● **INSTRUCTIONS TO FOLLOW**: Which of the lines below include the word "footer"? Pull each one out.

((

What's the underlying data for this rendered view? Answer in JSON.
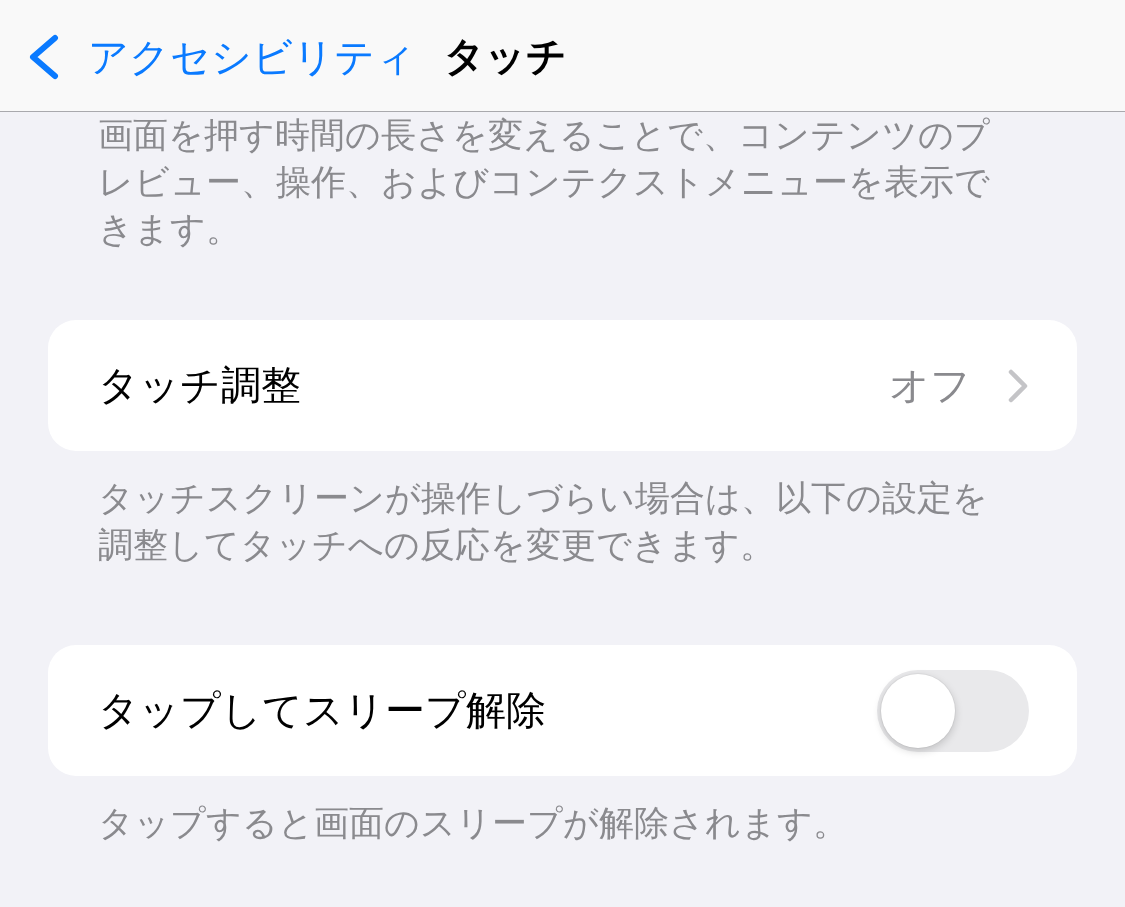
{
  "nav": {
    "back_label": "アクセシビリティ",
    "title": "タッチ"
  },
  "intro_text": "画面を押す時間の長さを変えることで、コンテンツのプレビュー、操作、およびコンテクストメニューを表示できます。",
  "groups": [
    {
      "rows": [
        {
          "kind": "link",
          "label": "タッチ調整",
          "value": "オフ"
        }
      ],
      "footer": "タッチスクリーンが操作しづらい場合は、以下の設定を調整してタッチへの反応を変更できます。"
    },
    {
      "rows": [
        {
          "kind": "toggle",
          "label": "タップしてスリープ解除",
          "on": false
        }
      ],
      "footer": "タップすると画面のスリープが解除されます。"
    }
  ]
}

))

● **SOLUTION FOR THIS TASK**:
      "footer": "タッチスクリーンが操作しづらい場合は、以下の設定を調整してタッチへの反応を変更できます。"
      "footer": "タップすると画面のスリープが解除されます。"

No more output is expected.